Combat is the meat of the game and it’s frustrating and satisfying in that perfect mix. Fights are hectic and kinetic but — importantly — controlled, it’s when you lose that control — mis-timing a hit, messing up your chain-dodge, mis-reading an enemy, dodging over a ledge — that you will die. It’s very unforgiving, punishing even, but never unfair; if you fight well, you will win. Combat is about watching your enemies, learning how they move and when they hit and then dodging and hitting them accordingly. It’s challenging and rewarding in that way we all remember from older games, relying on skill and excellent controls, rather than protecting players from any failure as more modern games too often do — it’s hard to feel satisfaction when you can’t really lose.
Your tools in combat are your sword and your dodge (and your wits). You also have a pistol which fills with bullets as you hit stuff and, later, grenades. These weapons can all be upgraded in various ways as you progress through the game — you can upgrade your dodge such that you can, with precision timing, chain dodges together, for example — but your tool set remains simple and elegant. You don’t get more powerful through upping the damage numbers on your weapons, you do so by learning to use them effectively.
I’m reluctant to talk too much about this game, it’s so much about the joy of exploration and learning the game’s languages and mechanics that too much description would only detract from the experience should you choose to play it.

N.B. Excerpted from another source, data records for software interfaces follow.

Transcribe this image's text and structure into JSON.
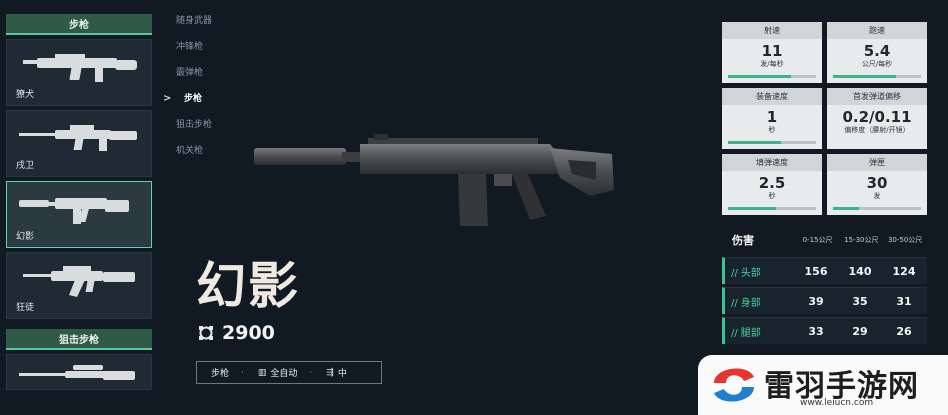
{
  "sidebar": {
    "rifle_header": "步枪",
    "sniper_header": "狙击步枪",
    "weapons": [
      {
        "name": "獠犬"
      },
      {
        "name": "戌卫"
      },
      {
        "name": "幻影"
      },
      {
        "name": "狂徒"
      }
    ]
  },
  "menu": {
    "items": [
      {
        "label": "随身武器"
      },
      {
        "label": "冲锋枪"
      },
      {
        "label": "霰弹枪"
      },
      {
        "label": "步枪"
      },
      {
        "label": "狙击步枪"
      },
      {
        "label": "机关枪"
      }
    ],
    "active_index": 3,
    "chevron": ">"
  },
  "weapon": {
    "name": "幻影",
    "price": "2900",
    "tags": [
      {
        "label": "步枪"
      },
      {
        "label": "全自动"
      },
      {
        "label": "中"
      }
    ]
  },
  "stats": [
    {
      "label": "射速",
      "value": "11",
      "unit": "发/每秒",
      "fill": 0.72
    },
    {
      "label": "跑速",
      "value": "5.4",
      "unit": "公尺/每秒",
      "fill": 0.72
    },
    {
      "label": "装备速度",
      "value": "1",
      "unit": "秒",
      "fill": 0.6
    },
    {
      "label": "首发弹道偏移",
      "value": "0.2/0.11",
      "unit": "偏移度（腰射/开镜）",
      "fill": 0.0
    },
    {
      "label": "填弹速度",
      "value": "2.5",
      "unit": "秒",
      "fill": 0.55
    },
    {
      "label": "弹匣",
      "value": "30",
      "unit": "发",
      "fill": 0.3
    }
  ],
  "damage": {
    "title": "伤害",
    "ranges": [
      "0-15公尺",
      "15-30公尺",
      "30-50公尺"
    ],
    "rows": [
      {
        "part": "头部",
        "values": [
          "156",
          "140",
          "124"
        ]
      },
      {
        "part": "身部",
        "values": [
          "39",
          "35",
          "31"
        ]
      },
      {
        "part": "腿部",
        "values": [
          "33",
          "29",
          "26"
        ]
      }
    ]
  },
  "watermark": {
    "name": "雷羽手游网",
    "url": "www.leiucn.com"
  },
  "colors": {
    "background": "#111a23",
    "accent": "#3bb48c",
    "damage_accent": "#44d39f",
    "category_header": "#2f5a46",
    "logo_red": "#e8342f",
    "logo_blue": "#1f7fd0"
  },
  "icons": {
    "price": "creds-icon",
    "fire_mode": "full-auto-icon",
    "wall_pen": "wall-penetration-icon"
  }
}
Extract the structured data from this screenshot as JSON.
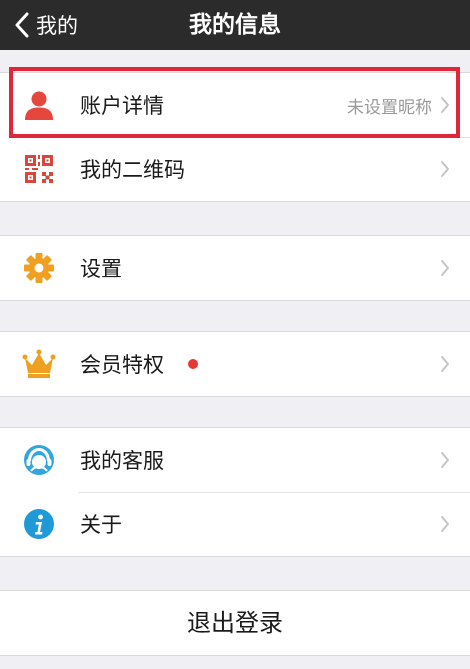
{
  "nav": {
    "back_label": "我的",
    "title": "我的信息"
  },
  "groups": [
    {
      "items": [
        {
          "label": "账户详情",
          "value": "未设置昵称",
          "icon": "person-icon"
        },
        {
          "label": "我的二维码",
          "icon": "qr-code-icon"
        }
      ]
    },
    {
      "items": [
        {
          "label": "设置",
          "icon": "gear-icon"
        }
      ]
    },
    {
      "items": [
        {
          "label": "会员特权",
          "icon": "crown-icon",
          "badge": "red-dot"
        }
      ]
    },
    {
      "items": [
        {
          "label": "我的客服",
          "icon": "customer-service-icon"
        },
        {
          "label": "关于",
          "icon": "info-icon"
        }
      ]
    }
  ],
  "logout": {
    "label": "退出登录"
  },
  "colors": {
    "navbar": "#2b2b2b",
    "highlight": "#e0263a",
    "person_icon": "#e5473c",
    "qr_icon": "#d9473c",
    "gear_icon": "#f0a020",
    "crown_icon": "#f0a020",
    "service_icon": "#2fa6de",
    "info_icon": "#1f9ad8",
    "badge": "#e53935"
  }
}
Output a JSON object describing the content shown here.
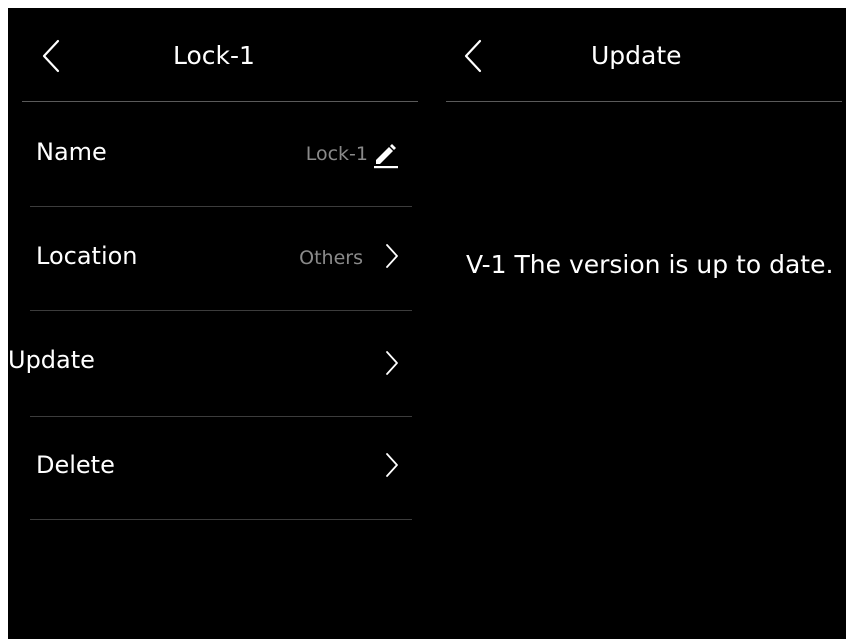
{
  "left_panel": {
    "title": "Lock-1",
    "rows": [
      {
        "label": "Name",
        "value": "Lock-1",
        "icon": "pencil-icon"
      },
      {
        "label": "Location",
        "value": "Others",
        "icon": "chevron-right-icon"
      },
      {
        "label": "Update",
        "value": "",
        "icon": "chevron-right-icon"
      },
      {
        "label": "Delete",
        "value": "",
        "icon": "chevron-right-icon"
      }
    ]
  },
  "right_panel": {
    "title": "Update",
    "message": "V-1 The version is up to date."
  },
  "colors": {
    "background": "#000000",
    "text": "#ffffff",
    "secondary_text": "#8a8a8a",
    "divider": "#3c3c3c"
  }
}
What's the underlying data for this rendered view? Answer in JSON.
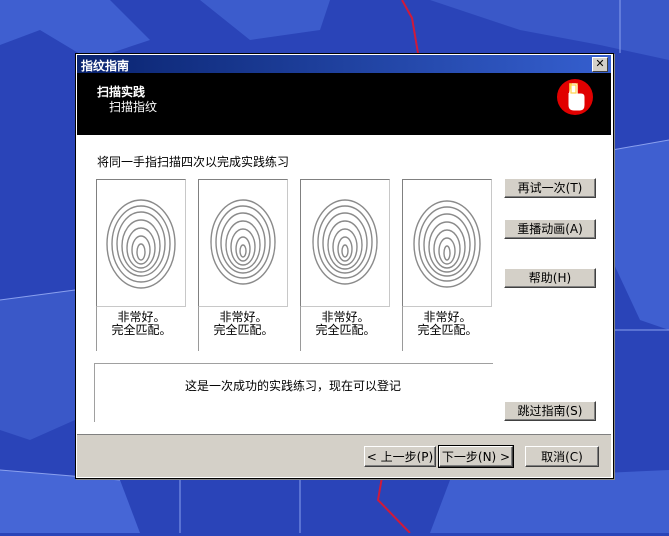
{
  "window": {
    "title": "指纹指南"
  },
  "header": {
    "step_title": "扫描实践",
    "step_subtitle": "扫描指纹"
  },
  "instruction": "将同一手指扫描四次以完成实践练习",
  "prints": [
    {
      "line1": "非常好。",
      "line2": "完全匹配。"
    },
    {
      "line1": "非常好。",
      "line2": "完全匹配。"
    },
    {
      "line1": "非常好。",
      "line2": "完全匹配。"
    },
    {
      "line1": "非常好。",
      "line2": "完全匹配。"
    }
  ],
  "side_buttons": {
    "retry": "再试一次(T)",
    "replay": "重播动画(A)",
    "help": "帮助(H)",
    "skip": "跳过指南(S)"
  },
  "status": "这是一次成功的实践练习，现在可以登记",
  "footer": {
    "back": "< 上一步(P)",
    "next": "下一步(N) >",
    "cancel": "取消(C)"
  },
  "icons": {
    "close": "close-icon",
    "logo": "fingerprint-logo-icon",
    "print": "fingerprint-icon"
  },
  "colors": {
    "desktop": "#2a44b8",
    "header_band": "#000000",
    "logo": "#e10000",
    "titlebar": "#0a2470"
  }
}
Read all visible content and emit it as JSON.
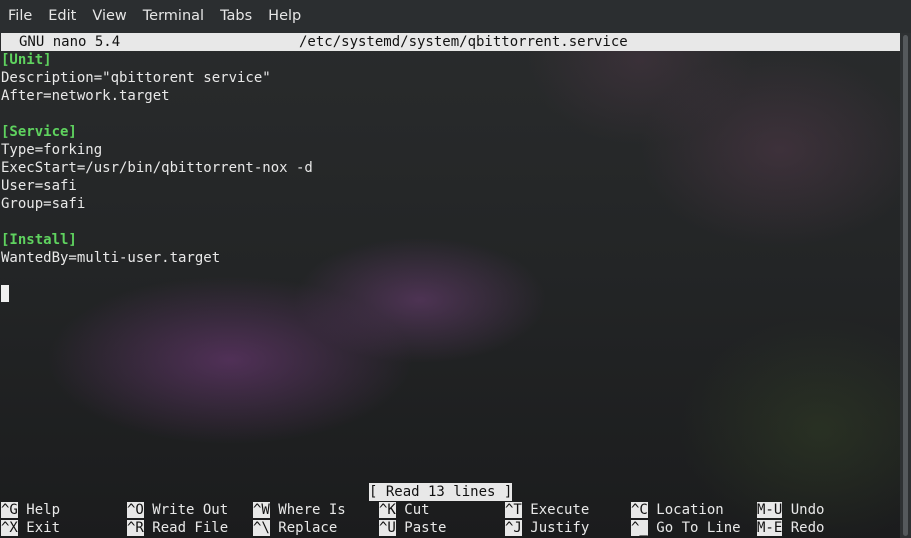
{
  "menubar": {
    "items": [
      "File",
      "Edit",
      "View",
      "Terminal",
      "Tabs",
      "Help"
    ]
  },
  "editor": {
    "version": "GNU nano 5.4",
    "filename": "/etc/systemd/system/qbittorrent.service",
    "lines": [
      {
        "text": "[Unit]",
        "section": true
      },
      {
        "text": "Description=\"qbittorent service\"",
        "section": false
      },
      {
        "text": "After=network.target",
        "section": false
      },
      {
        "text": "",
        "section": false
      },
      {
        "text": "[Service]",
        "section": true
      },
      {
        "text": "Type=forking",
        "section": false
      },
      {
        "text": "ExecStart=/usr/bin/qbittorrent-nox -d",
        "section": false
      },
      {
        "text": "User=safi",
        "section": false
      },
      {
        "text": "Group=safi",
        "section": false
      },
      {
        "text": "",
        "section": false
      },
      {
        "text": "[Install]",
        "section": true
      },
      {
        "text": "WantedBy=multi-user.target",
        "section": false
      }
    ],
    "status": "[ Read 13 lines ]"
  },
  "shortcuts": [
    [
      {
        "key": "^G",
        "label": "Help"
      },
      {
        "key": "^O",
        "label": "Write Out"
      },
      {
        "key": "^W",
        "label": "Where Is"
      },
      {
        "key": "^K",
        "label": "Cut"
      },
      {
        "key": "^T",
        "label": "Execute"
      },
      {
        "key": "^C",
        "label": "Location"
      },
      {
        "key": "M-U",
        "label": "Undo"
      }
    ],
    [
      {
        "key": "^X",
        "label": "Exit"
      },
      {
        "key": "^R",
        "label": "Read File"
      },
      {
        "key": "^\\",
        "label": "Replace"
      },
      {
        "key": "^U",
        "label": "Paste"
      },
      {
        "key": "^J",
        "label": "Justify"
      },
      {
        "key": "^_",
        "label": "Go To Line"
      },
      {
        "key": "M-E",
        "label": "Redo"
      }
    ]
  ]
}
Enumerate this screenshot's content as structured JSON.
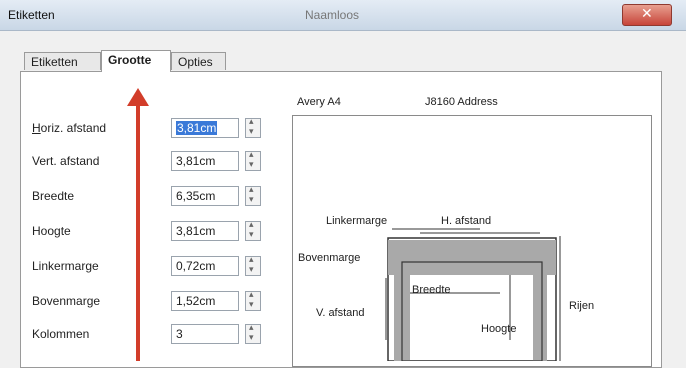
{
  "window": {
    "title": "Etiketten",
    "doc_title": "Naamloos",
    "close_glyph": "✕"
  },
  "tabs": [
    {
      "label": "Etiketten",
      "active": false
    },
    {
      "label": "Grootte",
      "active": true
    },
    {
      "label": "Opties",
      "active": false
    }
  ],
  "fields": [
    {
      "label": "Horiz. afstand",
      "mnemonic": "H",
      "value": "3,81cm",
      "selected": true
    },
    {
      "label": "Vert. afstand",
      "mnemonic": "V",
      "value": "3,81cm"
    },
    {
      "label": "Breedte",
      "mnemonic": "B",
      "value": "6,35cm"
    },
    {
      "label": "Hoogte",
      "mnemonic": "H",
      "value": "3,81cm"
    },
    {
      "label": "Linkermarge",
      "mnemonic": "m",
      "value": "0,72cm"
    },
    {
      "label": "Bovenmarge",
      "mnemonic": "B",
      "value": "1,52cm"
    },
    {
      "label": "Kolommen",
      "mnemonic": "K",
      "value": "3"
    }
  ],
  "preview": {
    "brand": "Avery A4",
    "product": "J8160 Address",
    "labels": {
      "left_margin": "Linkermarge",
      "h_spacing": "H. afstand",
      "top_margin": "Bovenmarge",
      "v_spacing": "V. afstand",
      "width": "Breedte",
      "height": "Hoogte",
      "rows": "Rijen"
    }
  },
  "colors": {
    "arrow": "#d23d2a",
    "selection": "#3a79d8",
    "label_fill": "#a9a9a9"
  }
}
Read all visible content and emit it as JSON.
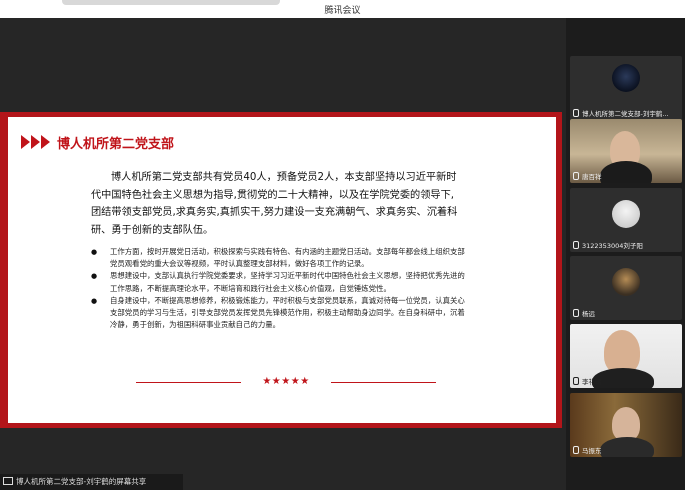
{
  "window": {
    "title": "腾讯会议"
  },
  "slide": {
    "title": "博人机所第二党支部",
    "intro": "博人机所第二党支部共有党员40人，预备党员2人，本支部坚持以习近平新时代中国特色社会主义思想为指导,贯彻党的二十大精神，以及在学院党委的领导下,团结带领支部党员,求真务实,真抓实干,努力建设一支充满朝气、求真务实、沉着科研、勇于创新的支部队伍。",
    "bullets": [
      "工作方面，按时开展党日活动，积极探索与实践有特色、有内涵的主题党日活动。支部每年都会线上组织支部党员观看党的重大会议等视频，平时认真整理支部材料，做好各项工作的记录。",
      "思想建设中，支部认真执行学院党委要求，坚持学习习近平新时代中国特色社会主义思想，坚持把优秀先进的工作思路，不断提高理论水平，不断培育和践行社会主义核心价值观，自觉锤炼党性。",
      "自身建设中，不断提高思想修养，积极锻炼能力，平时积极与支部党员联系，真诚对待每一位党员，认真关心支部党员的学习与生活，引导支部党员发挥党员先锋模范作用，积极主动帮助身边同学。在自身科研中，沉着冷静，勇于创新，为祖国科研事业贡献自己的力量。"
    ],
    "stars": "★★★★★"
  },
  "share_label": "博人机所第二党支部-刘宇鹤的屏幕共享",
  "participants": [
    {
      "name": "博人机所第二党支部-刘宇鹤..."
    },
    {
      "name": "唐百祥"
    },
    {
      "name": "3122353004刘子阳"
    },
    {
      "name": "杨远"
    },
    {
      "name": "李礼涛"
    },
    {
      "name": "马振东"
    }
  ],
  "colors": {
    "accent": "#c0141a",
    "slide_border": "#b3151a"
  }
}
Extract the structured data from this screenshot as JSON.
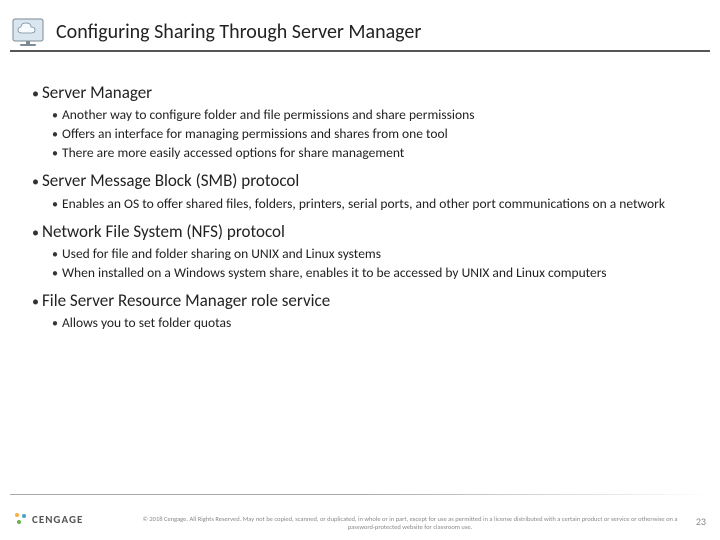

This is a beautiful, thoughtful game which does not compromise the integrity of its design at any point, resulting in a sprawling but coherent world, begging to be explored and deciphered, and offering challenge and reward in that perfect mix at all levels. The only caveat to my otherwise unreserved recommendation is that the game is capped at 30fps, and I know that really bothers some people. I would’ve preferred it to run at 60 because why not but, due to its art style and animation, I honestly barely noticed.
Here is my pal Hex using his extraordinary skills to somehow show us this game through some sort of moving pictures: